Since Detroit has lost nearly two-thirds of its population since 1950, of course fewer schools are needed.
The future was bright for Detroit in 1911 when Caroline Crosman Alternative High School at 9027 John C. Lodge Freeway in the Virginia Park neighborhood opened. The Tigers' Ty Cobb won the first of five straight batting titles that year and the automobile industry, set to boom in the next decade, was firmly established there.
According to Detroiturbex, a site that has been quite helpful to me in researching my Motor City urban exploration posts, Crosman High was a "non-traditional, African-centered" remedial school.
Coincidentally, the final Detroit home for Cobb, a notorious racist, was just a few blocks from Crosman at 800 Atkinson Street.
The school was named for a popular 19th century Detroit teacher.
Let's head inside.
Last year ABC 7 Detroit broadcast a story about Crosman being a target for scrappers. The school, which closed in 2007, wasn't boarded up then and it's not boarded up now. Detroit Public Schools is no inept it cannot even manage shuttering schools properly.
The bulkiness of the equipment in the boiler room saved it from the scavengers.
Those are fallen ceiling tiles, not old textbooks, on the floor of the hallway.
"I have never seen a place this beautiful." Someone needs to get out more.
I'm going to assume that Operation Education was a failure.
It appears someone drew the TARDIS from Doctor Who near the center of the large blackboard.

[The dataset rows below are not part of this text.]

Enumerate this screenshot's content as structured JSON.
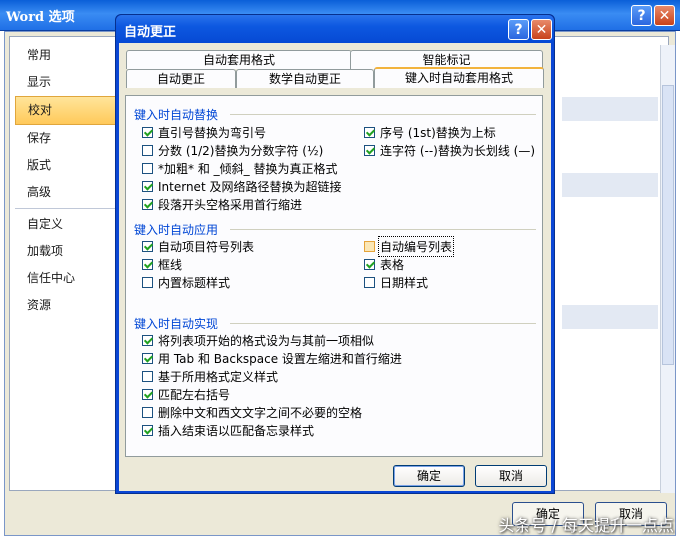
{
  "outer_window": {
    "title": "Word 选项",
    "help_glyph": "?",
    "close_glyph": "✕",
    "sidebar": [
      {
        "label": "常用",
        "active": false
      },
      {
        "label": "显示",
        "active": false
      },
      {
        "label": "校对",
        "active": true
      },
      {
        "label": "保存",
        "active": false
      },
      {
        "label": "版式",
        "active": false
      },
      {
        "label": "高级",
        "active": false
      },
      {
        "label": "自定义",
        "active": false
      },
      {
        "label": "加载项",
        "active": false
      },
      {
        "label": "信任中心",
        "active": false
      },
      {
        "label": "资源",
        "active": false
      }
    ],
    "ok_label": "确定",
    "cancel_label": "取消"
  },
  "dialog": {
    "title": "自动更正",
    "help_glyph": "?",
    "close_glyph": "✕",
    "tabs_row1": [
      "自动套用格式",
      "智能标记"
    ],
    "tabs_row2": [
      "自动更正",
      "数学自动更正",
      "键入时自动套用格式"
    ],
    "active_tab": "键入时自动套用格式",
    "groups": {
      "replace": {
        "title": "键入时自动替换",
        "items": [
          {
            "label": "直引号替换为弯引号",
            "checked": true
          },
          {
            "label": "序号 (1st)替换为上标",
            "checked": true
          },
          {
            "label": "分数 (1/2)替换为分数字符 (½)",
            "checked": false
          },
          {
            "label": "连字符 (--)替换为长划线 (—)",
            "checked": true
          },
          {
            "label": "*加粗* 和 _倾斜_ 替换为真正格式",
            "checked": false
          },
          {
            "label": "Internet 及网络路径替换为超链接",
            "checked": true
          },
          {
            "label": "段落开头空格采用首行缩进",
            "checked": true
          }
        ]
      },
      "apply": {
        "title": "键入时自动应用",
        "items": [
          {
            "label": "自动项目符号列表",
            "checked": true
          },
          {
            "label": "自动编号列表",
            "checked": false
          },
          {
            "label": "框线",
            "checked": true
          },
          {
            "label": "表格",
            "checked": true
          },
          {
            "label": "内置标题样式",
            "checked": false
          },
          {
            "label": "日期样式",
            "checked": false
          }
        ]
      },
      "auto": {
        "title": "键入时自动实现",
        "items": [
          {
            "label": "将列表项开始的格式设为与其前一项相似",
            "checked": true
          },
          {
            "label": "用 Tab 和 Backspace 设置左缩进和首行缩进",
            "checked": true
          },
          {
            "label": "基于所用格式定义样式",
            "checked": false
          },
          {
            "label": "匹配左右括号",
            "checked": true
          },
          {
            "label": "删除中文和西文文字之间不必要的空格",
            "checked": false
          },
          {
            "label": "插入结束语以匹配备忘录样式",
            "checked": true
          }
        ]
      }
    },
    "ok_label": "确定",
    "cancel_label": "取消"
  },
  "watermark": "头条号 / 每天提升一点点",
  "colors": {
    "group_title": "#0046d5",
    "title_bar": "#0a46d5",
    "check": "#21a121"
  }
}
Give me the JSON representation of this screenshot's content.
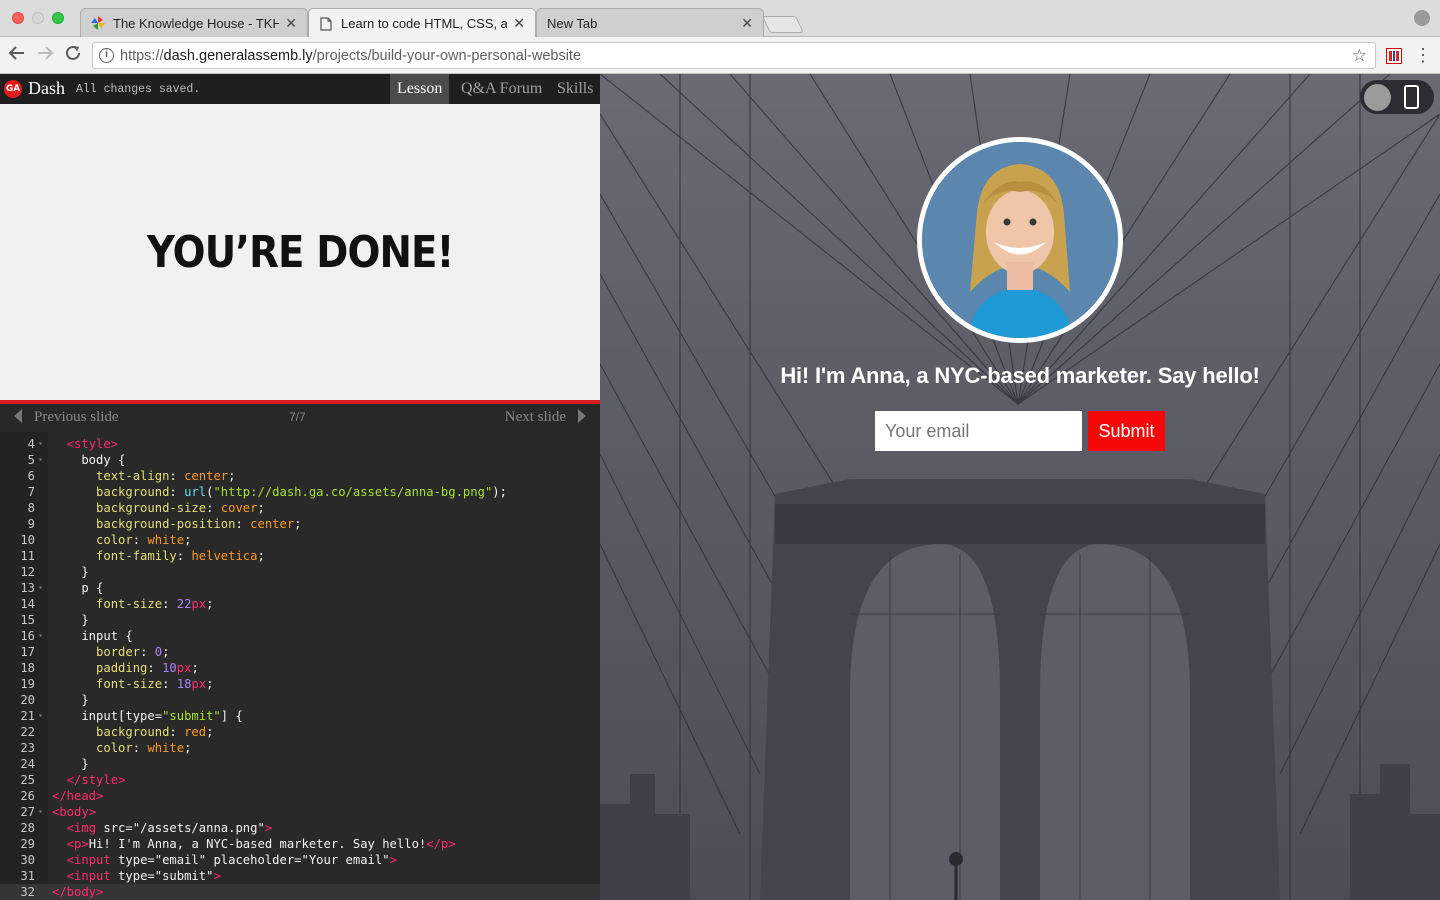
{
  "browser": {
    "tabs": [
      {
        "title": "The Knowledge House - TKH - ",
        "active": false
      },
      {
        "title": "Learn to code HTML, CSS, and",
        "active": true
      },
      {
        "title": "New Tab",
        "active": false
      }
    ],
    "url_prefix": "https://",
    "url_host": "dash.generalassemb.ly",
    "url_path": "/projects/build-your-own-personal-website"
  },
  "dash": {
    "logo": "GA",
    "title": "Dash",
    "status": "All changes saved.",
    "tabs": [
      "Lesson",
      "Q&A Forum",
      "Skills"
    ]
  },
  "slide": {
    "heading": "YOU’RE DONE!",
    "prev_label": "Previous slide",
    "next_label": "Next slide",
    "counter": "7/7"
  },
  "editor": {
    "line_numbers": [
      "4",
      "5",
      "6",
      "7",
      "8",
      "9",
      "10",
      "11",
      "12",
      "13",
      "14",
      "15",
      "16",
      "17",
      "18",
      "19",
      "20",
      "21",
      "22",
      "23",
      "24",
      "25",
      "26",
      "27",
      "28",
      "29",
      "30",
      "31",
      "32"
    ],
    "lines": [
      "  <style>",
      "    body {",
      "      text-align: center;",
      "      background: url(\"http://dash.ga.co/assets/anna-bg.png\");",
      "      background-size: cover;",
      "      background-position: center;",
      "      color: white;",
      "      font-family: helvetica;",
      "    }",
      "    p {",
      "      font-size: 22px;",
      "    }",
      "    input {",
      "      border: 0;",
      "      padding: 10px;",
      "      font-size: 18px;",
      "    }",
      "    input[type=\"submit\"] {",
      "      background: red;",
      "      color: white;",
      "    }",
      "  </style>",
      "</head>",
      "<body>",
      "  <img src=\"/assets/anna.png\">",
      "  <p>Hi! I'm Anna, a NYC-based marketer. Say hello!</p>",
      "  <input type=\"email\" placeholder=\"Your email\">",
      "  <input type=\"submit\">",
      "</body>"
    ]
  },
  "preview": {
    "greeting": "Hi! I'm Anna, a NYC-based marketer. Say hello!",
    "email_placeholder": "Your email",
    "submit_label": "Submit"
  },
  "colors": {
    "accent_red": "#f40808",
    "dash_bar": "#1f1f1f",
    "editor_bg": "#292929"
  }
}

As with the Doctor's adventures, I ventured to Detroit unarmed, because I was on a peaceful mission.
However the chalkboards in this decaying classroom have been scavenged.
This classroom gets an "F" for cleanliness.
Class is dismissed--time to walk through the rubble and head to the exit.
The scrappers couldn't reach these top floor windows.
After this facility closed in 2007, Crosman reopened at the old Harry B. Hutchins Intermediate School, which I profiled in July. Hutchins/Crosman closed for good in 2010.
This adaptation of Detroit's flag is a fitting tribute to the city.
One last look.